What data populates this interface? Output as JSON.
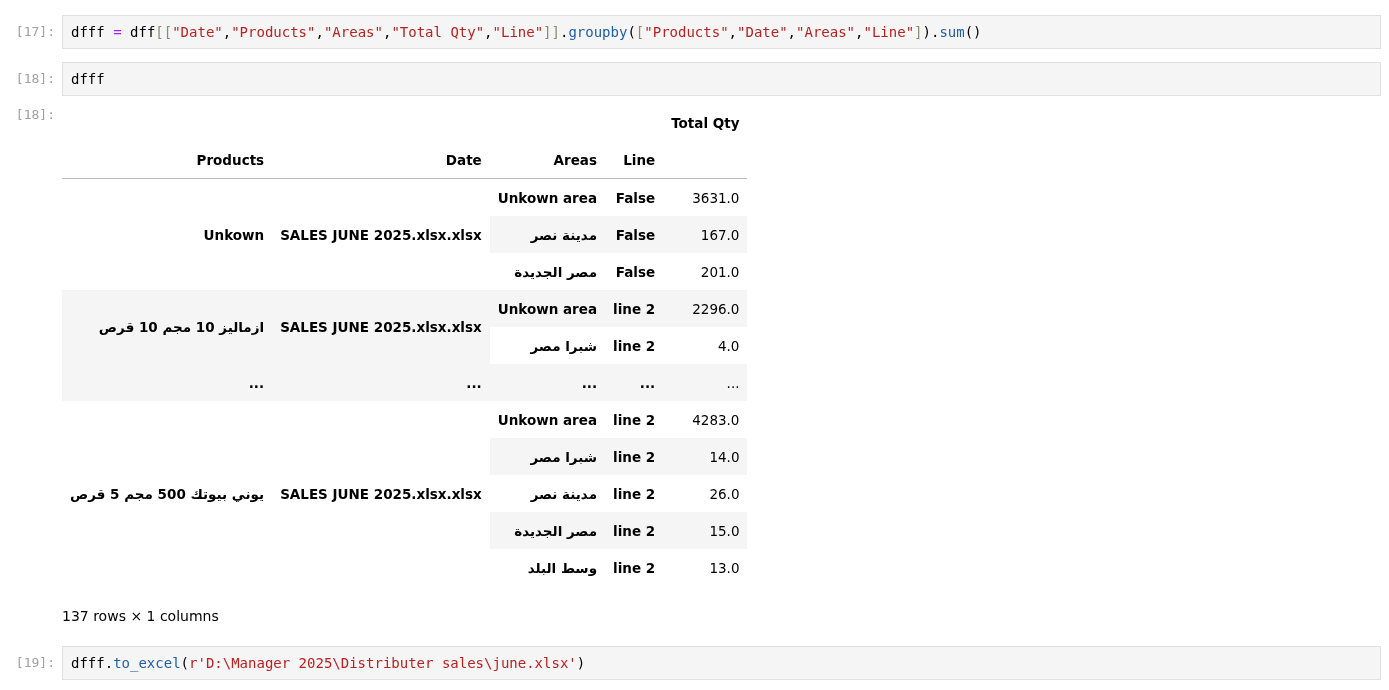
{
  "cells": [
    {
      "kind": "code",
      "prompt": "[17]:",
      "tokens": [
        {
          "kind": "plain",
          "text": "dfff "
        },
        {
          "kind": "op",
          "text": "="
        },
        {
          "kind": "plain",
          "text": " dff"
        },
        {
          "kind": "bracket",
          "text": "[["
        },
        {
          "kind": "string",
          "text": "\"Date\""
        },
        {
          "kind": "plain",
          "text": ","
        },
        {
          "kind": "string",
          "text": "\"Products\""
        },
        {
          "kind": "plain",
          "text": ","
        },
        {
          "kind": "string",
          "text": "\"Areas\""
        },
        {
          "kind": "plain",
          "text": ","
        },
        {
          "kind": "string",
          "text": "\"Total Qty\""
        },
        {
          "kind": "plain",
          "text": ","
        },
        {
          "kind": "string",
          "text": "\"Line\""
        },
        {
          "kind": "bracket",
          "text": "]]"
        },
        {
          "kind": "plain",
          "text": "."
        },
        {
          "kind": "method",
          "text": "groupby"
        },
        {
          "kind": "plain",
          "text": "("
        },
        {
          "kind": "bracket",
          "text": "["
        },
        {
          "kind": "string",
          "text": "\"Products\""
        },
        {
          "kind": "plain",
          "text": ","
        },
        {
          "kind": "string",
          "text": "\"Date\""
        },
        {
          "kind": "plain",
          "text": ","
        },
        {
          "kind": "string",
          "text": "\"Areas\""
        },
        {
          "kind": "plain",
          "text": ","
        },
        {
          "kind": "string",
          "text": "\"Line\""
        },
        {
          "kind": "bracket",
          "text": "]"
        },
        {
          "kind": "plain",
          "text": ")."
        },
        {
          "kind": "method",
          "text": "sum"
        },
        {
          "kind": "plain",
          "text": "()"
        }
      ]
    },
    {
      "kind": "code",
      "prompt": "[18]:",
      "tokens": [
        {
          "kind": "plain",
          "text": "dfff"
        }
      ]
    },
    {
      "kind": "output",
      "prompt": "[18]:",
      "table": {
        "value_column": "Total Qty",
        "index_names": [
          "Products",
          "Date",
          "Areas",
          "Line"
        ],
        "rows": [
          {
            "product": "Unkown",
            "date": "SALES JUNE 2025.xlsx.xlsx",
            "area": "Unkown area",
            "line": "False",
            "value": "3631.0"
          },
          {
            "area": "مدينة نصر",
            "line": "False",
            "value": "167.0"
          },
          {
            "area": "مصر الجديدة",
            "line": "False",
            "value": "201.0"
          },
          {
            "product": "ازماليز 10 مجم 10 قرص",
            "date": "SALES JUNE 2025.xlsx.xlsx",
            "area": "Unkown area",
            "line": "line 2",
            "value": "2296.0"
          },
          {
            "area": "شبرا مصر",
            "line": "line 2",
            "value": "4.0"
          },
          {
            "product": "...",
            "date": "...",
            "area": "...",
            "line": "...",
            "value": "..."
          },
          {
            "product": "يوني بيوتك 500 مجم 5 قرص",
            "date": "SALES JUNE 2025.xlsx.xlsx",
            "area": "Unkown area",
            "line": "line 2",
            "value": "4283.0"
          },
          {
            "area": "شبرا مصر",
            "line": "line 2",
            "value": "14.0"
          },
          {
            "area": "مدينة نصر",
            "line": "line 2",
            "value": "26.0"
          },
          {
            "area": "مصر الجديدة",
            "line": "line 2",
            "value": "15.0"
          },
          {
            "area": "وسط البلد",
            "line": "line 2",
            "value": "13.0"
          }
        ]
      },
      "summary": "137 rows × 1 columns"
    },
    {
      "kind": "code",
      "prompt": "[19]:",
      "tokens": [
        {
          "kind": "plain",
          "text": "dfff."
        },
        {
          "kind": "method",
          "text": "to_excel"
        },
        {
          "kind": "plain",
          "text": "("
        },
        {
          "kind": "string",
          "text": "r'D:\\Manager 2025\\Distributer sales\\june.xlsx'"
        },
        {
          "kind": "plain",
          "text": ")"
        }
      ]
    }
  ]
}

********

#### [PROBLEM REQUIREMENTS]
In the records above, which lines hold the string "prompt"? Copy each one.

#### [RESPONSE FOR THIS EXERCISE]
      "prompt": "[17]:",
      "prompt": "[18]:",
      "prompt": "[18]:",
      "prompt": "[19]:",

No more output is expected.